### PROBLEM
The whole listing is to be printed again exactly.

### DATASET RECORDS

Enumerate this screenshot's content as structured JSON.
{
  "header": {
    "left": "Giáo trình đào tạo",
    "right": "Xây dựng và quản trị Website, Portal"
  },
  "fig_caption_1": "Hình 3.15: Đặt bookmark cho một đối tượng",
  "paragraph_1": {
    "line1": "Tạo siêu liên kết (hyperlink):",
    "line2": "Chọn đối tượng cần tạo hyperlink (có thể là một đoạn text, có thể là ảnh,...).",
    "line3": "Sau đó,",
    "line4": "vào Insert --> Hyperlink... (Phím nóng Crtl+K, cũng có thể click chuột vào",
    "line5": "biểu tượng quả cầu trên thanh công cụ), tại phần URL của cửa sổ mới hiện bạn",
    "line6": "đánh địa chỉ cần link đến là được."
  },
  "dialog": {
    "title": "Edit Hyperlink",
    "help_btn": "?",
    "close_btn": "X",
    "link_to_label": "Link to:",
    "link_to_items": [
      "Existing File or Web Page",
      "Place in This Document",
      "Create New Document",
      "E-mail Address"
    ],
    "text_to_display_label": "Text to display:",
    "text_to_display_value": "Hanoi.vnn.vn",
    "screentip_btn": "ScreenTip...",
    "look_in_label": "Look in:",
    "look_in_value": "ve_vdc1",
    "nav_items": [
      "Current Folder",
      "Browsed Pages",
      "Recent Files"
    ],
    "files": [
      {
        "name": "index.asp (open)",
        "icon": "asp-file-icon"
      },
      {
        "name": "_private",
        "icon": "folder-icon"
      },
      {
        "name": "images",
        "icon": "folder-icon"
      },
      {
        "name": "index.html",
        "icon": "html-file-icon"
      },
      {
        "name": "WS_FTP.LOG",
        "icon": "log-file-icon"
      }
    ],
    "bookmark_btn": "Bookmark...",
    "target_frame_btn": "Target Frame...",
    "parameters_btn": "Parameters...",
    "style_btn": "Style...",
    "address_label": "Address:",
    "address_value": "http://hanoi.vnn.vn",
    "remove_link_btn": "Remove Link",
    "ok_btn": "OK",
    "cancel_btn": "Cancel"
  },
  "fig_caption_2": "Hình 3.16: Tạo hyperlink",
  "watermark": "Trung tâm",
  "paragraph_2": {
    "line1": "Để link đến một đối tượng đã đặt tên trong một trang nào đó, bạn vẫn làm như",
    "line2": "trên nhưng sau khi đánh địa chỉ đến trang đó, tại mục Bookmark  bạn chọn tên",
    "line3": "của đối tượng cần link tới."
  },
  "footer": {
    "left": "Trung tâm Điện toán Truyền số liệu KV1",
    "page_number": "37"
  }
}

### EXERCISE RESPONSE
Enumerate this screenshot's content as structured JSON.
{
  "header": {
    "left": "Giáo trình đào tạo",
    "right": "Xây dựng và quản trị Website, Portal"
  },
  "fig_caption_1": "Hình 3.15: Đặt bookmark cho một đối tượng",
  "paragraph_1": {
    "line1": "Tạo siêu liên kết (hyperlink):",
    "line2": "Chọn đối tượng cần tạo hyperlink (có thể là một đoạn text, có thể là ảnh,...).",
    "line3": "Sau đó,",
    "line4": "vào Insert --> Hyperlink... (Phím nóng Crtl+K, cũng có thể click chuột vào",
    "line5": "biểu tượng quả cầu trên thanh công cụ), tại phần URL của cửa sổ mới hiện bạn",
    "line6": "đánh địa chỉ cần link đến là được."
  },
  "dialog": {
    "title": "Edit Hyperlink",
    "help_btn": "?",
    "close_btn": "X",
    "link_to_label": "Link to:",
    "link_to_items": [
      "Existing File or Web Page",
      "Place in This Document",
      "Create New Document",
      "E-mail Address"
    ],
    "text_to_display_label": "Text to display:",
    "text_to_display_value": "Hanoi.vnn.vn",
    "screentip_btn": "ScreenTip...",
    "look_in_label": "Look in:",
    "look_in_value": "ve_vdc1",
    "nav_items": [
      "Current Folder",
      "Browsed Pages",
      "Recent Files"
    ],
    "files": [
      {
        "name": "index.asp (open)",
        "icon": "asp-file-icon"
      },
      {
        "name": "_private",
        "icon": "folder-icon"
      },
      {
        "name": "images",
        "icon": "folder-icon"
      },
      {
        "name": "index.html",
        "icon": "html-file-icon"
      },
      {
        "name": "WS_FTP.LOG",
        "icon": "log-file-icon"
      }
    ],
    "bookmark_btn": "Bookmark...",
    "target_frame_btn": "Target Frame...",
    "parameters_btn": "Parameters...",
    "style_btn": "Style...",
    "address_label": "Address:",
    "address_value": "http://hanoi.vnn.vn",
    "remove_link_btn": "Remove Link",
    "ok_btn": "OK",
    "cancel_btn": "Cancel"
  },
  "fig_caption_2": "Hình 3.16: Tạo hyperlink",
  "watermark": "Trung tâm",
  "paragraph_2": {
    "line1": "Để link đến một đối tượng đã đặt tên trong một trang nào đó, bạn vẫn làm như",
    "line2": "trên nhưng sau khi đánh địa chỉ đến trang đó, tại mục Bookmark  bạn chọn tên",
    "line3": "của đối tượng cần link tới."
  },
  "footer": {
    "left": "Trung tâm Điện toán Truyền số liệu KV1",
    "page_number": "37"
  }
}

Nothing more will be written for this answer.